### Exercise description:
If a line of the records contains the word "value", list it.

### Website and app data records:
● ● ● ● ●

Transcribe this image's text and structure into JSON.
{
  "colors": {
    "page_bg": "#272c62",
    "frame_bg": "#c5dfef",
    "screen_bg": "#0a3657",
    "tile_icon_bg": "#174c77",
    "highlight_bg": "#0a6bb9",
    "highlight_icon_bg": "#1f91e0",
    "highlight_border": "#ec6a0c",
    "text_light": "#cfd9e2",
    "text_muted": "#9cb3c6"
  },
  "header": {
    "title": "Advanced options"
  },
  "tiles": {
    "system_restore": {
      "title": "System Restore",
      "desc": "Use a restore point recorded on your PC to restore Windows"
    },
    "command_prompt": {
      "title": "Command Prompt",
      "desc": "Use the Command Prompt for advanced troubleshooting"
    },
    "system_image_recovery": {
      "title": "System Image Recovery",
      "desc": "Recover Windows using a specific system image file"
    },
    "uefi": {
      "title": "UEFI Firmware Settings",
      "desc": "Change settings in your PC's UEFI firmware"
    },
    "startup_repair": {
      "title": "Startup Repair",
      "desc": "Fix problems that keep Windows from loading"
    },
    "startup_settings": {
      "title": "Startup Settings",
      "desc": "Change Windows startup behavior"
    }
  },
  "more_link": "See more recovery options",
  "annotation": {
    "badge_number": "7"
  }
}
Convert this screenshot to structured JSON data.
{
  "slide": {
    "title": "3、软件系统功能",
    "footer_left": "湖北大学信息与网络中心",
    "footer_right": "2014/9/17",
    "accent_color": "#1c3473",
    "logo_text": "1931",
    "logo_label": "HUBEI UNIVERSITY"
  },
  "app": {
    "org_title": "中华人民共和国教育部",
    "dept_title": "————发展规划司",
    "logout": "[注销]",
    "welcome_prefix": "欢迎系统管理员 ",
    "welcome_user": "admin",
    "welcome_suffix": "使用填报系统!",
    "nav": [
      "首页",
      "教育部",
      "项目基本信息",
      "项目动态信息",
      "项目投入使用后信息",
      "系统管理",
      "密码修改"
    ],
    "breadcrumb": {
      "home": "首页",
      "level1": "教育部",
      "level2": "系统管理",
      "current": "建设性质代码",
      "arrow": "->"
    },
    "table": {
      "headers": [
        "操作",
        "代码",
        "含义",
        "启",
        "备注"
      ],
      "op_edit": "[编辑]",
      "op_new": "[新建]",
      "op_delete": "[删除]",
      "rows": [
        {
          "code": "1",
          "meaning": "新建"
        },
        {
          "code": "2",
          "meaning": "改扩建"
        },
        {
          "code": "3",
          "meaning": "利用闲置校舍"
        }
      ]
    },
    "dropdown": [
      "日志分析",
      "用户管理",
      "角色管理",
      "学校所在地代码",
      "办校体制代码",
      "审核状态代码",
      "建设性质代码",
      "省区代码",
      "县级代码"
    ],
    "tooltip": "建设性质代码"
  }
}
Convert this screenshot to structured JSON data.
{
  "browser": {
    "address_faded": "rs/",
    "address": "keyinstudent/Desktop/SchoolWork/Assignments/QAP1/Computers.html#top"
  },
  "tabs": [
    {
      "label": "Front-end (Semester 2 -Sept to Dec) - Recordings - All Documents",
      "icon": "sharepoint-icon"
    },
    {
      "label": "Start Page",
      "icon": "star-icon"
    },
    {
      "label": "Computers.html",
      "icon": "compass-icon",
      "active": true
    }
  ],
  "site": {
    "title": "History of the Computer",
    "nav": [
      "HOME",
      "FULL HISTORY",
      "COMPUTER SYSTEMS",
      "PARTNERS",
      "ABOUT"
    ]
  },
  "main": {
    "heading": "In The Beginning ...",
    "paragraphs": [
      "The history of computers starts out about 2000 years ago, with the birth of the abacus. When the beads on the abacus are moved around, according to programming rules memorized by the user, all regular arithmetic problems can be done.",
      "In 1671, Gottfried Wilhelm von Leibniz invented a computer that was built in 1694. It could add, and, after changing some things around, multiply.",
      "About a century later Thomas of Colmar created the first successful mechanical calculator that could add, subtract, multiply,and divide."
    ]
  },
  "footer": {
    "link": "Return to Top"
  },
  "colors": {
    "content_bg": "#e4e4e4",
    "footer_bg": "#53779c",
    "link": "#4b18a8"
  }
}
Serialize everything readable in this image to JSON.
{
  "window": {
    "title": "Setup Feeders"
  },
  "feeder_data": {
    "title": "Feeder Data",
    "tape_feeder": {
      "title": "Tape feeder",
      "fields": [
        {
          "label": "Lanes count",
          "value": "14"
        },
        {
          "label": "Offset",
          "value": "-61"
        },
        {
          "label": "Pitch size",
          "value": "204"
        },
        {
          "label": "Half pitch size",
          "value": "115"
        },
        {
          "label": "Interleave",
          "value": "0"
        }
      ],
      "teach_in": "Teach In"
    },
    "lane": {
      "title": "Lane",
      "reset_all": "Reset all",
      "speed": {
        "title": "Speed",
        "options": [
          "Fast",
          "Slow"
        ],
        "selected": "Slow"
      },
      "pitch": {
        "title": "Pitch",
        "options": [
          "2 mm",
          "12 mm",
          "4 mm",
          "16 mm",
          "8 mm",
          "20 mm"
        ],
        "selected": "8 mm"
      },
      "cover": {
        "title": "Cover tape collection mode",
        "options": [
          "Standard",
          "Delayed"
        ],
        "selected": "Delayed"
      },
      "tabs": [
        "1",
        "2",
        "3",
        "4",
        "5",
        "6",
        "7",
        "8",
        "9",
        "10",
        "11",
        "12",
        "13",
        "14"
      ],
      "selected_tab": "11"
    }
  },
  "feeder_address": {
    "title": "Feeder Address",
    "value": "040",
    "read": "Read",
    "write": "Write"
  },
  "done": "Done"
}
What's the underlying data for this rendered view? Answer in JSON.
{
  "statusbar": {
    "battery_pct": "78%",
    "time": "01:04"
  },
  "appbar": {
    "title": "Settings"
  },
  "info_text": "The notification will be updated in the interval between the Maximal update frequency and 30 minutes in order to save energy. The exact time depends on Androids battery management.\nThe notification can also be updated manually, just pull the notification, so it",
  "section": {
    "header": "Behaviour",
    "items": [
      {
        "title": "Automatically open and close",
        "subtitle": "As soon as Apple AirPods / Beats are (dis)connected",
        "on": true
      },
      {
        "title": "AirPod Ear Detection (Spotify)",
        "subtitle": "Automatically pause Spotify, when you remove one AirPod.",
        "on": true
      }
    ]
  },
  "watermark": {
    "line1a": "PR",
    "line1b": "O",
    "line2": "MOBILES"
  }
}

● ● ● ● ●

### Task output:
          "value": "14"
          "value": "-61"
          "value": "204"
          "value": "115"
          "value": "0"
    "value": "040",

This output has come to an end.